Stan Collender is a former staffer on both the House and Senate budget committees, founder of the blog “Capital Gains and Games” and a partner at Qorvis Communications, where he works with clients in the financial sector. He was one of the first budget experts to address the House Republicans after the 2010 election. Looking back, he says, that meeting should have told him all he needed to know about how this budget battle has played out. We spoke Thursday afternoon.
Ezra Klein: How did you end up speaking to the tea party?
Stan Collender: You remember Snowmageddon? The next day, I was sitting at home with no power or heat and my cellphone rings. It was Michele Bachmann inviting me to be the first speaker at the first tea party meeting in the House. Now, you know my background. I was being considered for OMB in this administration. But where I come from, you don’t say no to a member of Congress.
The meeting finally took place Feb. 28. This was the day before the vote on the first continuing resolution. So I spoke for 25 minutes, but it’s what came next that was interesting.
After me were the tea party state chairs from Virginia, Pennsylvania and Florida. And they spent the next 45 minutes screaming at these members, saying, plainly, we elected you and we can unelect you. And this was at longtime members like Joe Barton, who long predated the tea party. I never have seen members of Congress treated like that. Especially by their friends.
EK: And was it a list of demands? What did the Republicans have to do in order to avoid being “unelected”?
SC: The marching orders were: First, you must not vote to extend the continuing resolution [that would keep the government open through 2011] unless it, in their words, “defunds Obamacare.” Number two, you must not, under any circumstances, vote for an increase in the debt ceiling. Period. No conditions. Number three, and they said this explicitly, we don’t trust John Boehner or Eric Cantor. And the state party chair from Virginia was from Cantor’s district. And, finally, the members themselves told me afterward that what they thought they did wrong in 1995 and 1996 was they gave in too early to Clinton.
The next day, five tea party Republicans voted against the first extension. The second one lost 54 Republicans. The third one lost 59 Republicans. What I took from that was, first, that the debt ceiling was going to be a lot more trouble than anyone realized. They did not want a negotiation there. There was a religious-like fervor on that point: Voting for the debt ceiling was a sin, and you can’t just sin a little.
Second, Boehner and Cantor were going to have a lot more trouble than anyone thought. And then the third thing was for all those who thought they could get a deal early, it was clear to me that there was no way they could come up with a compromise or agree to a deal before the deadline. Even if it was a great deal, the presumption would be that they gave up too much by not waiting till the last second, just like with Clinton. So there’s no way they won’t blow through the 22nd of July, the date that got set up for an early deadline.
EK: What do you think the chance is we see a deal before Aug. 2?
SC: Less than 50-50.
EK: What’s the scenario for that? Is it something like the talks seem like they’re going somewhere, and then whatever the negotiators come up with unexpectedly fails on the floor after the tea party whips on it?
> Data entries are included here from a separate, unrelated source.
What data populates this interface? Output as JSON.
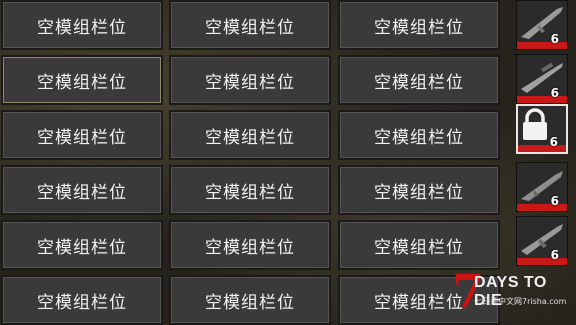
{
  "slots": {
    "empty_label": "空模组栏位"
  },
  "side_mods": [
    {
      "count": "6",
      "locked": false,
      "icon": "rifle-icon"
    },
    {
      "count": "6",
      "locked": false,
      "icon": "sniper-rifle-icon"
    },
    {
      "count": "6",
      "locked": true,
      "icon": "lock-icon"
    },
    {
      "count": "6",
      "locked": false,
      "icon": "shotgun-icon"
    },
    {
      "count": "6",
      "locked": false,
      "icon": "assault-rifle-icon"
    }
  ],
  "logo": {
    "seven": "7",
    "title": "DAYS TO DIE",
    "subtitle": "七日杀中文网7risha.com"
  },
  "colors": {
    "accent_red": "#c81818",
    "slot_bg": "#3a3a3a"
  }
}
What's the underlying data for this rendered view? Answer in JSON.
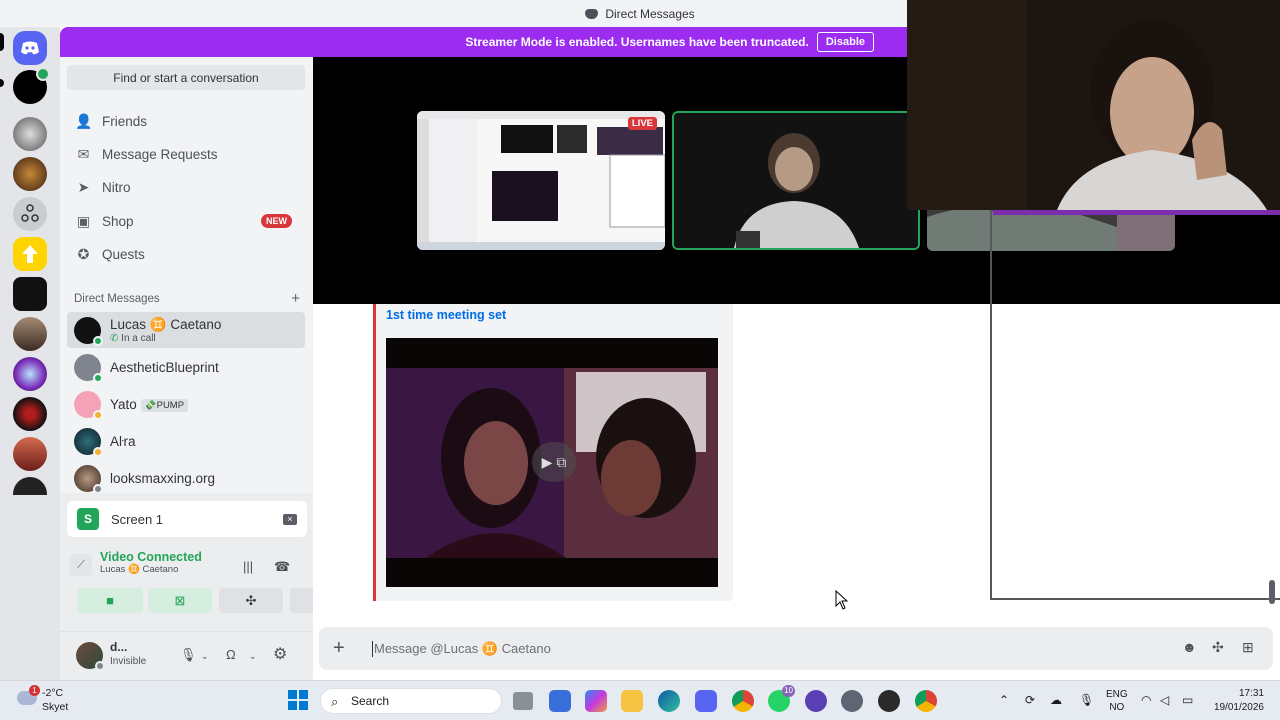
{
  "window": {
    "title": "Direct Messages"
  },
  "banner": {
    "text": "Streamer Mode is enabled. Usernames have been truncated.",
    "button": "Disable"
  },
  "sidebar": {
    "search": "Find or start a conversation",
    "nav": [
      {
        "label": "Friends",
        "icon": "friends-icon"
      },
      {
        "label": "Message Requests",
        "icon": "mail-icon"
      },
      {
        "label": "Nitro",
        "icon": "nitro-icon"
      },
      {
        "label": "Shop",
        "icon": "shop-icon",
        "badge": "NEW"
      },
      {
        "label": "Quests",
        "icon": "quests-icon"
      }
    ],
    "dm_header": "Direct Messages",
    "dm_add": "+",
    "dms": [
      {
        "name": "Lucas ♊ Caetano",
        "sub": "In a call",
        "status": "online"
      },
      {
        "name": "AestheticBlueprint",
        "status": "online"
      },
      {
        "name": "Yato",
        "badge": "💸PUMP",
        "status": "idle"
      },
      {
        "name": "Aŀra",
        "status": "idle"
      },
      {
        "name": "looksmaxxing.org",
        "status": "offline"
      }
    ]
  },
  "voice": {
    "screen_label": "Screen 1",
    "screen_badge": "S",
    "status": "Video Connected",
    "channel": "Lucas ♊ Caetano"
  },
  "user": {
    "name": "d...",
    "status": "Invisible"
  },
  "call": {
    "live_label": "LIVE"
  },
  "chat": {
    "embed_title": "1st time meeting set"
  },
  "composer": {
    "placeholder": "Message @Lucas ♊ Caetano"
  },
  "taskbar": {
    "weather_temp": "-2°C",
    "weather_desc": "Skyet",
    "weather_count": "1",
    "search": "Search",
    "lang_top": "ENG",
    "lang_bottom": "NO",
    "time": "17:31",
    "date": "19/01/2026",
    "badge_10": "10"
  },
  "colors": {
    "accent": "#9b2cf0",
    "online": "#23a559",
    "idle": "#f0b232",
    "offline": "#80848e",
    "live": "#da373c"
  }
}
SC: Something like that. In the back of my mind I keep remembering something Peter Orszag said, which was you were going to need a combination of Democrats and Republicans in the House, and the only way that vote would be acceptable for Boehner to schedule is after negative market reaction that spooks people.
It’s not unlike how TARP got through. The average member of Congress has got to be sitting there saying, ‘If I don’t vote for this, it’ll be a disaster, and if I do vote for it, it’ll be a disaster.’ So without the negative market effect, there’s not enough pressure. But remember Bachmann is running around saying there will be no negative effect.
EK: Which suggests to me that a market reaction could have a more significant effect on the psychology of some of these members of Congress than we give it credit for. They’re not prepared for it, and if it comes, it disproves some of the assumptions they’re working with.
SC: Right. And remember the general idea on Wall Street right now is that there will be a deal because there’s always a deal. But Wall Street works off of expectations. So if the market realizes they got this wrong, the reaction could be larger than expected.